Roy Tzohar specializes in the history of philosophy with a focus on Buddhist and Brahmanical philosophical traditions in India. He is a currently an associate professor in the East and South Asian Studies Department at Tel Aviv University.
He holds a Ph.D. (with distinction) from the Religion Department at Columbia University (New York, 2011), and an M.A. in philosophy (summa cum laude) from Tel Aviv University’s Interdisciplinary Program for Outstanding Students (Tel Aviv, 2004).
His past project, dealing with Buddhist notions of intersubjectivity, was a recipient of the Marie Curie Grant from the European Union CORDIS.

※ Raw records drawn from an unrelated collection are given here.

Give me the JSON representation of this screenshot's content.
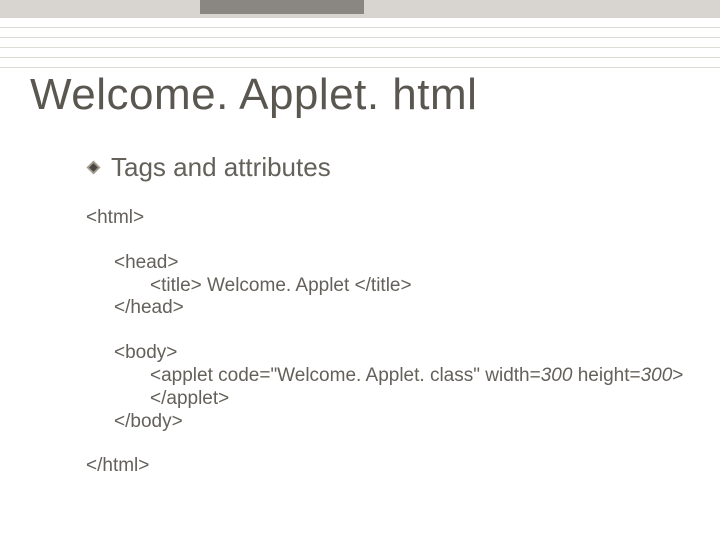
{
  "title": "Welcome. Applet. html",
  "subtitle": "Tags and attributes",
  "code": {
    "html_open": "<html>",
    "head_open": "<head>",
    "title_open": "<title> ",
    "title_text": "Welcome. Applet ",
    "title_close": "</title>",
    "head_close": "</head>",
    "body_open": "<body>",
    "applet_open_pre": "<applet code=\"Welcome. Applet. class\" width=",
    "applet_width": "300",
    "applet_mid": " height=",
    "applet_height": "300",
    "applet_open_post": ">",
    "applet_close": "</applet>",
    "body_close": "</body>",
    "html_close": "</html>"
  }
}
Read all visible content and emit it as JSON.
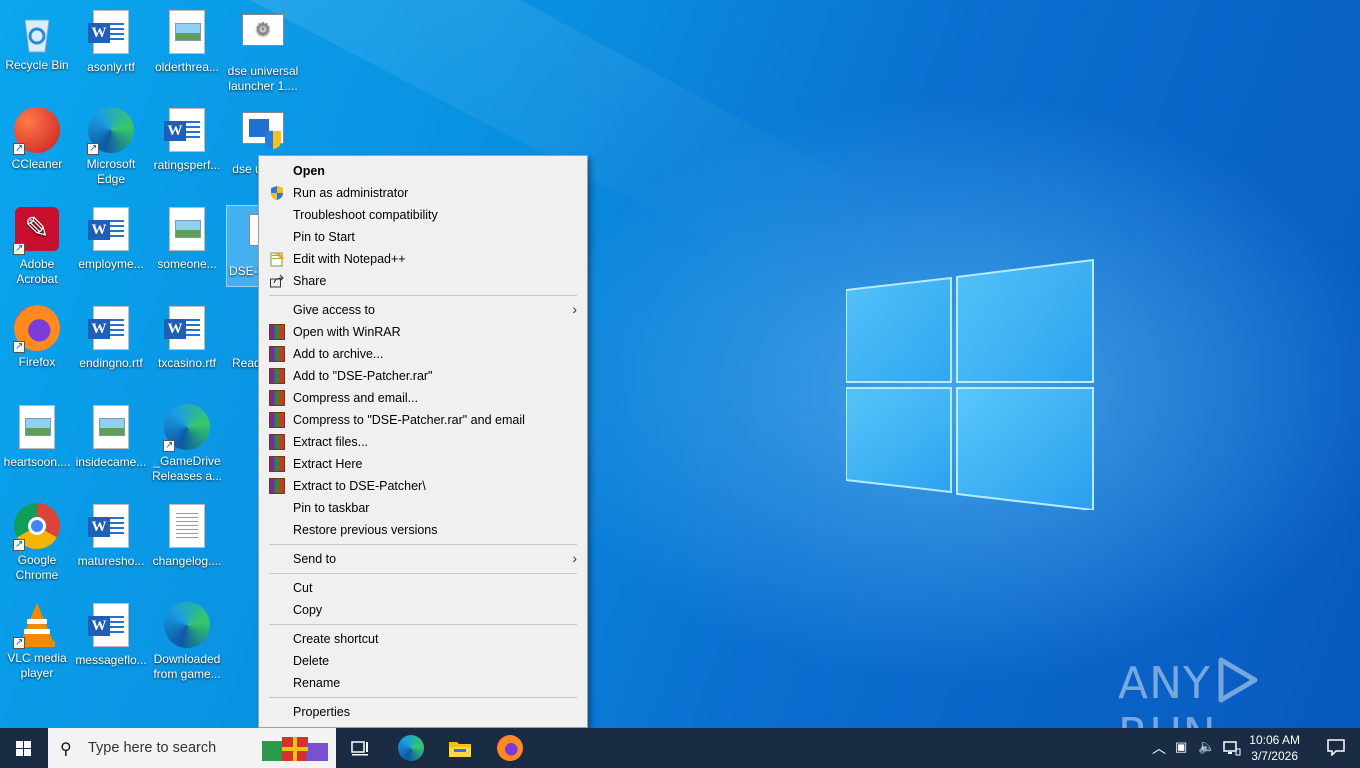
{
  "desktop": {
    "icons": [
      {
        "label": "Recycle Bin"
      },
      {
        "label": "asonly.rtf"
      },
      {
        "label": "olderthrea..."
      },
      {
        "label": "dse universal launcher 1...."
      },
      {
        "label": "CCleaner"
      },
      {
        "label": "Microsoft Edge"
      },
      {
        "label": "ratingsperf..."
      },
      {
        "label": "dse u launc"
      },
      {
        "label": "Adobe Acrobat"
      },
      {
        "label": "employme..."
      },
      {
        "label": "someone..."
      },
      {
        "label": "DSE-P e"
      },
      {
        "label": "Firefox"
      },
      {
        "label": "endingno.rtf"
      },
      {
        "label": "txcasino.rtf"
      },
      {
        "label": "Read"
      },
      {
        "label": "heartsoon...."
      },
      {
        "label": "insidecame..."
      },
      {
        "label": "_GameDrive Releases a..."
      },
      {
        "label": "Google Chrome"
      },
      {
        "label": "maturesho..."
      },
      {
        "label": "changelog...."
      },
      {
        "label": "VLC media player"
      },
      {
        "label": "messageflo..."
      },
      {
        "label": "Downloaded from game..."
      }
    ]
  },
  "context_menu": {
    "items": [
      {
        "label": "Open",
        "icon": "",
        "bold": true
      },
      {
        "label": "Run as administrator",
        "icon": "uac-shield-icon"
      },
      {
        "label": "Troubleshoot compatibility",
        "icon": ""
      },
      {
        "label": "Pin to Start",
        "icon": ""
      },
      {
        "label": "Edit with Notepad++",
        "icon": "notepadpp-icon"
      },
      {
        "label": "Share",
        "icon": "share-icon"
      },
      {
        "label": "Give access to",
        "icon": "",
        "submenu": true
      },
      {
        "label": "Open with WinRAR",
        "icon": "winrar-icon"
      },
      {
        "label": "Add to archive...",
        "icon": "winrar-icon"
      },
      {
        "label": "Add to \"DSE-Patcher.rar\"",
        "icon": "winrar-icon"
      },
      {
        "label": "Compress and email...",
        "icon": "winrar-icon"
      },
      {
        "label": "Compress to \"DSE-Patcher.rar\" and email",
        "icon": "winrar-icon"
      },
      {
        "label": "Extract files...",
        "icon": "winrar-icon"
      },
      {
        "label": "Extract Here",
        "icon": "winrar-icon"
      },
      {
        "label": "Extract to DSE-Patcher\\",
        "icon": "winrar-icon"
      },
      {
        "label": "Pin to taskbar",
        "icon": ""
      },
      {
        "label": "Restore previous versions",
        "icon": ""
      },
      {
        "label": "Send to",
        "icon": "",
        "submenu": true
      },
      {
        "label": "Cut",
        "icon": ""
      },
      {
        "label": "Copy",
        "icon": ""
      },
      {
        "label": "Create shortcut",
        "icon": ""
      },
      {
        "label": "Delete",
        "icon": ""
      },
      {
        "label": "Rename",
        "icon": ""
      },
      {
        "label": "Properties",
        "icon": ""
      }
    ]
  },
  "taskbar": {
    "search_placeholder": "Type here to search",
    "pinned": [
      "task-view-icon",
      "edge-icon",
      "file-explorer-icon",
      "firefox-icon"
    ],
    "clock": {
      "time": "10:06 AM",
      "date": "3/7/2026"
    }
  },
  "watermark": {
    "text_left": "ANY",
    "text_right": "RUN"
  },
  "colors": {
    "menu_bg": "#f0f0f0",
    "taskbar_bg": "#1a2c44",
    "desktop_accent": "#0a8fe0"
  }
}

His recent monograph, A Buddhist Yogācāra Theory of Metaphor (Oxford University Press, 2018), winner of the Toshihide Numata Award 2018, deals with Indian philosophy of language and the Yogācāra philosophy of language and experience in particular.
Current research interests include Buddhist notions of nonconcpetuality and action, and the role and meaning of Buddhist poetic literature. He is currently working on a book manuscript on the works of Buddhist poet and philosopher Aśvaghoṣa.